I switched majors to the BFA as soon as it was officially offered. However, the problem with writing a novel is that it requires intensive research to validate facts. I was worried about having the time and funds to do Turbulence justice, as I was now focused on the mechanics of writing and not just the art form of the novel. Then, opportunity knocked once more: I learned about the OSCAR program’s existence (an unknown for many of us humanities majors) and applied immediately.
Thanks to OSCAR, I will finally have the chance travel to the Lake District in the UK, where much of Turbulence is set. The rest of my time is spent almost exclusively in front of a computer. I write for eight hours a week, and usually spend another four researching. What I have begun researching this week is the photography element; for that, I have had to push back some of my writing time in favor of research. What I’ve learned is that with writing, you have to be flexible. I can’t feel guilty because I didn’t write for my allotted eight hours, because I have to make adjustments for authenticating my novel.
OSCAR has not only provided extraneous funding, it’s allowed me access to a mentor to guide and coach me along as I prepare Turbulence for publication.
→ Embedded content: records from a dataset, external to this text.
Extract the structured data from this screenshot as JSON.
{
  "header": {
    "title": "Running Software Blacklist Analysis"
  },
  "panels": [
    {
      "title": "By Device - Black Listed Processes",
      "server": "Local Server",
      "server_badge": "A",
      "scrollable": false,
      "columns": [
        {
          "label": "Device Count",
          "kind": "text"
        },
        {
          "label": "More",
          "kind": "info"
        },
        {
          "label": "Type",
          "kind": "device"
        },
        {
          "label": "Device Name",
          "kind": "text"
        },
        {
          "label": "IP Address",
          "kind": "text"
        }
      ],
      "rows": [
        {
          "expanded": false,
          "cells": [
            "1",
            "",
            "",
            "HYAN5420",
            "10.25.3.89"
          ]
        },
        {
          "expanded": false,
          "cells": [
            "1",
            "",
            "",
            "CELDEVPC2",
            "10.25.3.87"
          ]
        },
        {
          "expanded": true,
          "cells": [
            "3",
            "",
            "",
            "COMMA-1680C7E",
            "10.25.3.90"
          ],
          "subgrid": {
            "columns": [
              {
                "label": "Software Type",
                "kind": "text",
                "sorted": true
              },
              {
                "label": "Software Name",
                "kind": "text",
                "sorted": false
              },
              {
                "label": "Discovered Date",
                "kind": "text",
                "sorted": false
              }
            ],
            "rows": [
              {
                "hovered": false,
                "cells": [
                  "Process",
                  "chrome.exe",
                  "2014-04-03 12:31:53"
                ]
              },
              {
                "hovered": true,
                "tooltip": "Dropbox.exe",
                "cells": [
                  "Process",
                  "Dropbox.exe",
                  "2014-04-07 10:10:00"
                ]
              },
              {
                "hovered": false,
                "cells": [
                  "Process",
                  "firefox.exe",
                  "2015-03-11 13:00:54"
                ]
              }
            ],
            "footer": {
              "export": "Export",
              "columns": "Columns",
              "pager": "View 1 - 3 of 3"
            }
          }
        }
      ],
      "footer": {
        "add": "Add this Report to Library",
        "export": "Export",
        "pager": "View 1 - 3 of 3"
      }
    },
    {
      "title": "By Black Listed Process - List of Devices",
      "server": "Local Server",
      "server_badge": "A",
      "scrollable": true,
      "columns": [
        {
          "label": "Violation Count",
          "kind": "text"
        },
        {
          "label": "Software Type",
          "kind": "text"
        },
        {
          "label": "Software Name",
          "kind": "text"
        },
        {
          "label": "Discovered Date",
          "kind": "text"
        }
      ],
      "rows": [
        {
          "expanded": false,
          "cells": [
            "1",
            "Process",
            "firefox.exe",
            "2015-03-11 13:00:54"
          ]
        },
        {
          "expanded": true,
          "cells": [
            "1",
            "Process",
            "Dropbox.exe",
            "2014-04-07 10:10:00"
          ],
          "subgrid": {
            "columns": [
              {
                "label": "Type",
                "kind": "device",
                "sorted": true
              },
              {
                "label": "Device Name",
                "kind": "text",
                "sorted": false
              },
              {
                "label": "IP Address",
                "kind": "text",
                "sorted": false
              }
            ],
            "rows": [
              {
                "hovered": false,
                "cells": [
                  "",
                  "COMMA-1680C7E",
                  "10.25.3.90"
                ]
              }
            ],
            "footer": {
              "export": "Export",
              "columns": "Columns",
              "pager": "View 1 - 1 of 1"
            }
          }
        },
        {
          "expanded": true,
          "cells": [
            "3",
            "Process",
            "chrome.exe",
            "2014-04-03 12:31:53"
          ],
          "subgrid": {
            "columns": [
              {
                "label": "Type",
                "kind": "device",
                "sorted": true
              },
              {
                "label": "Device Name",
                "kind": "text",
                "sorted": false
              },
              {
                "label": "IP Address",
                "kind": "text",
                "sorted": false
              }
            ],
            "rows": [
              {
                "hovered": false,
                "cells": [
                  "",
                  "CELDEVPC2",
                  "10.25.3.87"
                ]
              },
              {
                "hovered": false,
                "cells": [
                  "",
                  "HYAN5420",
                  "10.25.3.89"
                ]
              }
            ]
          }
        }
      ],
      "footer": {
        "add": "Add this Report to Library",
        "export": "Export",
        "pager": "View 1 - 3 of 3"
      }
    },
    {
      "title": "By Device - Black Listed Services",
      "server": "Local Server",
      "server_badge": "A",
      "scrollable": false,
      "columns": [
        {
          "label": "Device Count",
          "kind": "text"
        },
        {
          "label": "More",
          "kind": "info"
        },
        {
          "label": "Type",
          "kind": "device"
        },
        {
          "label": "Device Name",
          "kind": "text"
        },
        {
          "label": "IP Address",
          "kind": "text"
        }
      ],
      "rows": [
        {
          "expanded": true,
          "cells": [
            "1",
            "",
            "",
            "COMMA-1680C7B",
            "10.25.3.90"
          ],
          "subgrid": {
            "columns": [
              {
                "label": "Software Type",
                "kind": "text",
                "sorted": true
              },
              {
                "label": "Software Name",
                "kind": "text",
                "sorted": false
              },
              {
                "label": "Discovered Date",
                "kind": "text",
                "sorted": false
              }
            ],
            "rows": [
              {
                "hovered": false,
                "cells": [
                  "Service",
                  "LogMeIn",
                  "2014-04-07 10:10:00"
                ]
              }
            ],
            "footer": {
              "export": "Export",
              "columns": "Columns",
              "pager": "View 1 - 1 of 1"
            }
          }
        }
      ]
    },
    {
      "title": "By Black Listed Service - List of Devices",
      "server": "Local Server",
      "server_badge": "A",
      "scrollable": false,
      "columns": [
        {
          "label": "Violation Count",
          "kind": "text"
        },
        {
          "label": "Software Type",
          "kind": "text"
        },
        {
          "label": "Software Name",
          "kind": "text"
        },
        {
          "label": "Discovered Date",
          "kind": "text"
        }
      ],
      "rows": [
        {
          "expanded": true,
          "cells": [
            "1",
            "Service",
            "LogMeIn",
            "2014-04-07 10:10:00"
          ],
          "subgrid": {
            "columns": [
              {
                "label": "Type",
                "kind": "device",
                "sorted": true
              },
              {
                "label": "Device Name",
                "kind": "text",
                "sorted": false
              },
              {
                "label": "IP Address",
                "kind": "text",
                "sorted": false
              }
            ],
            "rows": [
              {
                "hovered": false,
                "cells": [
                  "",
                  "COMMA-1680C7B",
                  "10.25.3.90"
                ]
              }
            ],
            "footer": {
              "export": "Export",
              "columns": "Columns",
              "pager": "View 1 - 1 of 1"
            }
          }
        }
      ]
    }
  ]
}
With OSCAR’s assistance, I will not only hit my goal of using my novel as my senior thesis, I will have a much more polished and professional project when seeking a publisher.